Circling back to the beginning, some forms of plasmodiums can cause malaria to relapse in a person but if they can get early treatment and diagnosis, the same treatment can be used again in the event of a relapse.
If someone were to get early treatment, they would be able to make a full recovery. The current treatment methods for malaria are: medication to remove the parasite from the bloodstream, hospitalization for those who have severe symptoms and intensive care, in some cases.
From basic knowledge, medication is the most used method but most of the type of medication its factors are heavily on a few things: the plasmodium that kickstarted the disease, the severity of the symptoms, the location of where the person caught malaria, if they have taken any antmalarial drugs before and if the person is pregnant. Also, an important thing that I noticed is that people with complications could need a series of combinations of medications to survive.
The time period for the malaria treatment is 2 days. In addition to all these, there is a malaria vaccine that is made available for children in Africa.
My research into the treatment methods for malaria enlightened me on the main types of antimalarial drugs which are: chloroquine, hydroxychloroquine, primaquine, artemisinin-based therapy, atovaquone-proguanil.
In Nigeria, although there are many ways to treat and diagnose malaria effectively, these methods are barely even useful to prevent the spread as well as to easily avoid deaths. Everywhere I look, there are mosquitoes and it feels like nothing is being done about them.
Campaigns have been put in place and still running so that people, especially those in the indigenous areas, would be able to have clean environments to live as well as a peace of mind. Areas where mosquitoes are known to breed are cleaned up only to be reverted back to the way it was before.
In my own opinion, in order to deal with this situation, we need to deal with it from the root. Indigenous people should be taught about the creature that causes malaria, how it does it, where it breeds and how to prevent it from harming them. They should be shown that there is a way to get rid of this menace permanently but that it can only be done with their cooperation.
Mosquito nets should be given to the people and a regulation should perhaps be passed that every household needs to have at least 2 mosquito nets in their home to prevent any further infections.

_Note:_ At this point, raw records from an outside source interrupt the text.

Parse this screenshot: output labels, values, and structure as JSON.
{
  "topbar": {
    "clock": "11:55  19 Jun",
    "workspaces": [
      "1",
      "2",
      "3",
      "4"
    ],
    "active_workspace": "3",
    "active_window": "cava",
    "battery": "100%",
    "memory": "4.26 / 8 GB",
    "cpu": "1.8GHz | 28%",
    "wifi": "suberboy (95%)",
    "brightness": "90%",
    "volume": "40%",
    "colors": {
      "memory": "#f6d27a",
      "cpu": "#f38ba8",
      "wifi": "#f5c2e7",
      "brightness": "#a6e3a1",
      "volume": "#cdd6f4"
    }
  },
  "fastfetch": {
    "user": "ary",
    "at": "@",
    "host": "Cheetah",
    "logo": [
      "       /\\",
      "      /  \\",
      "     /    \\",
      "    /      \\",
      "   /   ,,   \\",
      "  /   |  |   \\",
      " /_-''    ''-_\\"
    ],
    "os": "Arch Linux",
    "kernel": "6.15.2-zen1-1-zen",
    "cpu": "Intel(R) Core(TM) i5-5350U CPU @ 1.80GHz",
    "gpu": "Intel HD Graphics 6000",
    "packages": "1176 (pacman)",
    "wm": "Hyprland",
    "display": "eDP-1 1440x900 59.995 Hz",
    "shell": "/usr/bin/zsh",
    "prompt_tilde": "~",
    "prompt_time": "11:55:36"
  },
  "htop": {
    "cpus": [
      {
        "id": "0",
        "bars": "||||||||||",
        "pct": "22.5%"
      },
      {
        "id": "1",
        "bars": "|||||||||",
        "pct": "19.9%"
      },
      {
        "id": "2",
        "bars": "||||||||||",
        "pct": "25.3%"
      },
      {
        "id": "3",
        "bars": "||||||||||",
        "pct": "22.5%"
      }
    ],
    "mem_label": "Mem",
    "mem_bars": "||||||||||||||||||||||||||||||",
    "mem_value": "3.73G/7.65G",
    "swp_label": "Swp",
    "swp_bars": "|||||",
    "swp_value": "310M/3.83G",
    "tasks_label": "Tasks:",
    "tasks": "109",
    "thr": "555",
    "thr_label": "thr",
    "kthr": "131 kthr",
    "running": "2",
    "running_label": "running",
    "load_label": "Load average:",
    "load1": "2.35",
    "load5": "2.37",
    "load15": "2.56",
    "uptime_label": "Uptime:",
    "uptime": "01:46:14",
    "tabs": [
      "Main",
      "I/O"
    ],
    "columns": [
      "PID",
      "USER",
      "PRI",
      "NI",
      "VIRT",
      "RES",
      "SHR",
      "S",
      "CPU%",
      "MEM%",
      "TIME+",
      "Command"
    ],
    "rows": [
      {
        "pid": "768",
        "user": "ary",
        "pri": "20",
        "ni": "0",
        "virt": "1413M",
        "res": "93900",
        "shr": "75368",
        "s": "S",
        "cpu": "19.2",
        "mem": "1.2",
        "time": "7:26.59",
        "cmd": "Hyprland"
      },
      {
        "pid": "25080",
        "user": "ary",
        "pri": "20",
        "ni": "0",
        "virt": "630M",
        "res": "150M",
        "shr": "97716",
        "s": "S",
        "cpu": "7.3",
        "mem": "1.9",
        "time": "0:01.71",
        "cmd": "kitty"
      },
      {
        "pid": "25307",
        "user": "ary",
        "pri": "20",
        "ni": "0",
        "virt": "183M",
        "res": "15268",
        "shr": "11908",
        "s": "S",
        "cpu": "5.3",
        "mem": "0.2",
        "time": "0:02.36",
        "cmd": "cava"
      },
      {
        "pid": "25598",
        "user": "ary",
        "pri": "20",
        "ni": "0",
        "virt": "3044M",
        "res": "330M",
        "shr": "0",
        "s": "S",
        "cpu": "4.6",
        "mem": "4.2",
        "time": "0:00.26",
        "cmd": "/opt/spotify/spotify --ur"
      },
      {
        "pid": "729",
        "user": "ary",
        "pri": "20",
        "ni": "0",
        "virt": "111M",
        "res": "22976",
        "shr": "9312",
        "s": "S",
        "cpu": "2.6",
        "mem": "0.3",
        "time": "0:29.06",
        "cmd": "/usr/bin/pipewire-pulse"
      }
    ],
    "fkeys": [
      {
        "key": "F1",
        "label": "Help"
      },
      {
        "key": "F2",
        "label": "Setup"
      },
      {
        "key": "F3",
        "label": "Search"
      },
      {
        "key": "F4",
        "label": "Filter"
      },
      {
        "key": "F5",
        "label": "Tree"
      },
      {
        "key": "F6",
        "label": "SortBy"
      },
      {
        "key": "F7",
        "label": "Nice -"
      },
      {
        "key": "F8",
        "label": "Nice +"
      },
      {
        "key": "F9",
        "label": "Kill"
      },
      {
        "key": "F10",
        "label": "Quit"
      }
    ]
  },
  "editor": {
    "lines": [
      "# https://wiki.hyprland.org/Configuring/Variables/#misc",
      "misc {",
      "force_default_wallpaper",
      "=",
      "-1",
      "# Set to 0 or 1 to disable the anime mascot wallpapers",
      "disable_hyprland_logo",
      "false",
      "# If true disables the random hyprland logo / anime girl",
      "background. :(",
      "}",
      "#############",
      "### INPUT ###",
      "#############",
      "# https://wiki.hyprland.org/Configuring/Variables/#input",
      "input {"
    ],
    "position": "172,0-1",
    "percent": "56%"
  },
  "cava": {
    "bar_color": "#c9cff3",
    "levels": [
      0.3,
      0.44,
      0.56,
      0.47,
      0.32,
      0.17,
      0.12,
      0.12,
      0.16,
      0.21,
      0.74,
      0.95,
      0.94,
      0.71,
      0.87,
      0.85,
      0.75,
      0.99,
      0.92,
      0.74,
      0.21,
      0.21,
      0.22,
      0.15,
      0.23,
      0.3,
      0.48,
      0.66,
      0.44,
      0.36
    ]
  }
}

Mosquito repellents are a necessity and as such, their prices, along with the prices of mosquito nets, should be lowered so that they can be easily affordable and accessible.
I also think that there should be more campaigns highlighting the need for this disease to be stopped. Whenever it is mentioned that millions of people, especially children, are dying due to a particular thing, everyone around the globe is willing to put an end to it. As shameful as this sounds, this fact needs to be taken advantage of for people to in this country to open their eyes and do something about malaria.
The government, I believe, should or rather be proactive about the situation as they were given a loan by the World Bank this week for malaria intervenyion. It would be heartwarming and inspiring to see that the Nigerian government is trying its hardest to make sure that its citizens are free from this scourge of a disease.
To quote T.R. Reid, “For the mass prevention of disease, mass education is a key weapon”. If the people of Nigeria, especially those at the grass roots, are not properly informed about this menace, how can we hope to end it without the loss of anymore lives? We cannot help anyone if we do not help ourselves first. I only hope that in the near future, this dark spot on the lives of many Nigerians, Africans, will be washed away with not even a tiny spot left.
Aishat M. Abisola writes from Wuye District, Abuja [email protected]